Carmelo Anthony sat on the visiting bench, hoodie on, head down, as a tribute video showing some of his best moments as a Knick aired high above the Madison Square Garden floor. The nearly one-minute montage before he was introduced ended with the words “Thank You, Melo.”
It was a nice gesture, the right move and a smart one by the Knicks to welcome back Anthony with open arms in his Garden return Saturday night.
The night didn’t end well for Anthony, though. He scored 12 points, missed his last eight shots and was scoreless in the second half as the Knicks rolled to a 111-96 win over the Thunder. But Anthony seemed genuinely touched by the video.
He said he was very surprised by it and thanked the Knicks, president Steve Mills and general manager Scott Perry for the gesture. “That was big time, and for me, that goes a long way,” Anthony said. “Very much appreciated.”
It was big time for the Knicks and could go a long way for them as well as they continue to try to repair their reputation after former president Phil Jackson tarnished it.
Players throughout the league saw how Anthony — the face of the Knicks for 6 1⁄2 years — and to a lesser extent Kristaps Porzingis were treated last season.
Porzingis could become a draw for other free agents to sign with the Knicks. To be able to attract marquee players, though, the Knicks need to show them that they will treat their own in a first-class way.
Some of that was lost during the Jackson years. Mills and Perry recognize that, and this was another step toward removing the tarnish.
Anthony was traded to the Thunder a few days before training camp for Enes Kanter, Doug McDermott and the Bulls’ second-round pick. Anthony waived his no-trade clause to join Russell Westbrook and Paul George in Oklahoma City.
After spending Friday night at his place, he was back in very familiar surroundings Saturday night.

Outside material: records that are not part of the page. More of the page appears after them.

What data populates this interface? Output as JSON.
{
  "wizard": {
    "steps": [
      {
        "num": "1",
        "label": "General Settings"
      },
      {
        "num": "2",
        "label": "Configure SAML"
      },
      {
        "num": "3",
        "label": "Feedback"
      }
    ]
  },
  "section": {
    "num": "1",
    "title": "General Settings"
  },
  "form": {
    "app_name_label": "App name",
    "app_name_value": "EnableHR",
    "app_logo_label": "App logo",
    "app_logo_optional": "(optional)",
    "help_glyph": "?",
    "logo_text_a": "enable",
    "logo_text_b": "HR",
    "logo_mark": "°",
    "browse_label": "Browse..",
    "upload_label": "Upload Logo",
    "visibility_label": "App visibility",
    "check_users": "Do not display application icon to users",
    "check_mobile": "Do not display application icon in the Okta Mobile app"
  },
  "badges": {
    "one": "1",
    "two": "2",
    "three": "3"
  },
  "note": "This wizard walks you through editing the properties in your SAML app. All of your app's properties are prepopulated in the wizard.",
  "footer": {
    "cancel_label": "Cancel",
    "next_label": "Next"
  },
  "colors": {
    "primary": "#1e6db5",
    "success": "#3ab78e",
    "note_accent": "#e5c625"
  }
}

A visitor for the first time since 2010 with the Nuggets, Anthony was cheered during introductions. Then he was booed when he touched the ball and when he left the game in the closing seconds.
“The boos were expected,” Anthony said. “They can’t cheer for me. I’m on another team.”
Anthony looked as if he would have a big night when he knocked down his first shot of the game — a three-pointer — and three of his first four. But he disappeared quickly and appeared gassed after Friday night’s triple-OT win in Philadelphia. “We wanted this one,” said Anthony, who shot 5-for-18.
He received a loud ovation, and some fans stood and cheered during and after the video tribute. He said it was “a bittersweet feeling” because it was a reminder that he fell short of his goal to lead the Knicks to a championship.
It’s fair to wonder or even question whether Anthony would have gotten one if Jackson still were the Knicks’ president. “I try not to think about that,” he said. “I put that chapter behind me.”
Anthony said he was happy to see his old teammates “having fun again, knowing the fun was lost over the past couple of seasons.” That shot was directed at the Knicks’ former president.
The Knicks have played better than expected without Anthony. But in the lead-up to this game, some Knicks said they would have been playing the same style of fast, entertaining ball if he still were on the team.
Anthony agreed and said he talked about it during summer workouts with some players, but too much had happened.
“The damage was done at that point,” he said. “It was just right, better for both parties to split that way.”
Anthony deserved to be cheered Saturday night. He didn’t request a trade or leave in free agency like so many of his closest friends and contemporaries — LeBron James, Kevin Durant, Paul George and Kyrie Irving.
Jackson laid the groundwork for Anthony’s exit. Their new regime is trying to build a stronger foundation.